Let’s be serious – choosing tap water over bottled water alone is not the silver bullet to solve Australia’s or the world’s water security challenges. But having sustainability at the forefront of public consciousness will certainly go a long way in helping to shape collective thought regarding the environmental impact of our consumer habits. In that way, we stand a real chance of tapping into sustainable consumption.

[1] Climate Council of Australia (2018) Deluge and Drought: Australia’s Water Security In A Changing Climate, Climate Council of Australia Limited

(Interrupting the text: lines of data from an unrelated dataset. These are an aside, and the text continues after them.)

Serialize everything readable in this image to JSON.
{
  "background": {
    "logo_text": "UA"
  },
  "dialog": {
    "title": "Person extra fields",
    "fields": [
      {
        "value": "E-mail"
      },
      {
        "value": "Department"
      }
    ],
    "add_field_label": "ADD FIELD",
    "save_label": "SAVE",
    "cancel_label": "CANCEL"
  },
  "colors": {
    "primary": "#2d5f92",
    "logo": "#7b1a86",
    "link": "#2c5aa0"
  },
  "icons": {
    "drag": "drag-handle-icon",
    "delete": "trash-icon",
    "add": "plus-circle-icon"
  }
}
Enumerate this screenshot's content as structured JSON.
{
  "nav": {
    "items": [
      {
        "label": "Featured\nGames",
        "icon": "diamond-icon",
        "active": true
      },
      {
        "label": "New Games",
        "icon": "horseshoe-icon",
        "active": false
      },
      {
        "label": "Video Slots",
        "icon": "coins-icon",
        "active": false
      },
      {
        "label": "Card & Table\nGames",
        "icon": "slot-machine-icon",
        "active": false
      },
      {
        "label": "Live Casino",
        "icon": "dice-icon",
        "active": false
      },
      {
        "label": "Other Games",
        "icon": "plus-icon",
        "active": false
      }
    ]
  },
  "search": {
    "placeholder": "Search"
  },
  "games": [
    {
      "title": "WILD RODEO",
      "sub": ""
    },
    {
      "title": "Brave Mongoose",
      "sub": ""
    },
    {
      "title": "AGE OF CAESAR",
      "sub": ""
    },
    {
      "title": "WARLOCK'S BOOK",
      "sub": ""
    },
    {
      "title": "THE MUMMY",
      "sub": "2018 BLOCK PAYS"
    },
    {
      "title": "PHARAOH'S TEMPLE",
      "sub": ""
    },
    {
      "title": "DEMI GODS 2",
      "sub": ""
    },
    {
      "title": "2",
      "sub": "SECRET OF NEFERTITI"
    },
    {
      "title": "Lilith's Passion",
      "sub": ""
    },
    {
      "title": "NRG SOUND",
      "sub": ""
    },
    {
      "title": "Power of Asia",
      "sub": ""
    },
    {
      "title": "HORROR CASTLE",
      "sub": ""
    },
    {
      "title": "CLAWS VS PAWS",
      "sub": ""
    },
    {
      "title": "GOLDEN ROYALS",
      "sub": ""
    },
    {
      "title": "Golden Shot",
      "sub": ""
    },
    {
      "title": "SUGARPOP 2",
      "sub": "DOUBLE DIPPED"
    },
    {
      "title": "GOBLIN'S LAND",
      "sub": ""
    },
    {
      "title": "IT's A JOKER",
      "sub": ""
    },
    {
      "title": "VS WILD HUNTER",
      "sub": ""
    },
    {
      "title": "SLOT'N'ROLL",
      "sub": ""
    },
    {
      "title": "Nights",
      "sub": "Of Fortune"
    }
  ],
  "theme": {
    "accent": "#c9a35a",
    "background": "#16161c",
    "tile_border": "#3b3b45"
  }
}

[2] McKinnell, J (2018) ‘Bottled water and why Aussies still drink it’, ABC News Australia, https://www.abc.net.au/news/2018-08-27/bottled-water-and-why-aussies-still-drink-it/10148130

[3] hhttps://www.abc.net.au/news/2019-05-20/a-stray-water-bottle-in-game-of-thrones-finale-1/11131764

[4] https://www.coolaustralia.org/bottled-water-secondary/

[5] Vuong, B. (2019) ‘Bottled Water Manufacturing in Australia’, IBISWorld Industry Report C1211b

[6] https://www.news.com.au/lifestyle/food/drink/australian-open-under-fire-for-selling-chinese-bottled-water/news-story/1a120c06d721807bc9b55af237e0b65e

[7] The University of Sydney (2016) ‘Can You Say No to Bottled Water?’, Sydney Environment Institute, http://sydney.edu.au/environment-institute/news/can-you-say-no-to-bottled-water/

[8] The University of Queensland (2019) ‘The real cost of bottled water’, https://sustainability.uq.edu.au/projects/recycling-and-waste-minimisation/real-cost-bottled-water

[9] Yang, M, Ryu, JH, Jeon, R, Kang, D and Yoo, KY (2009), ‘Effects of bisphenol A on breast cancer and its risk factors’, Archives of Toxicology, vol. 83, pp. 281-5.

[10] http://www.sgwater.com.au/learning-centre/environment-sustainability/choose-tap/

[11] The University of Queensland (2019) ‘The real cost of bottled water’, https://sustainability.uq.edu.au/projects/recycling-and-waste-minimisation/real-cost-bottled-water

[12] The University of Queensland (2019) The real cost of bottled water, https://sustainability.uq.edu.au/projects/recycling-and-waste-minimisation/real-cost-bottled-water

[13] Vuong, B. (2019) ‘Bottled Water Manufacturing in Australia’, IBISWorld Industry Report C1211b

[14] Saylor, A, Prokopy, LS and Amberg, S (2011), ‘What’s Wrong with the Tap? Examining Perceptions of Tap Water and Bottled Water at Purdue University’, Environmental Management, vol. 48, pp. 588-601

[15] Vuong, B. (2019) ‘Bottled Water Manufacturing in Australia’, IBISWorld Industry Report C1211b

[16] McKinnell, J (2018) ‘Bottled water and why Aussies still drink it’, ABC News Australia, https://www.abc.net.au/news/2018-08-27/bottled-water-and-why-aussies-still-drink-it/10148130

[17] McKinnell, J (2018) ‘Bottled water and why Aussies still drink it’, ABC News Australia, https://www.abc.net.au/news/2018-08-27/bottled-water-and-why-aussies-still-drink-it/10148130

[18] Javidi, A. and Pierce, G. (2018) ‘U.S. Households’ Perception of Drinking Water as Unsafe and its Consequences: Examining Alternative Choices to the Tap’,

[19] https://www.wsaa.asn.au/news/join-urban-water-industry-commitment-un-sdgs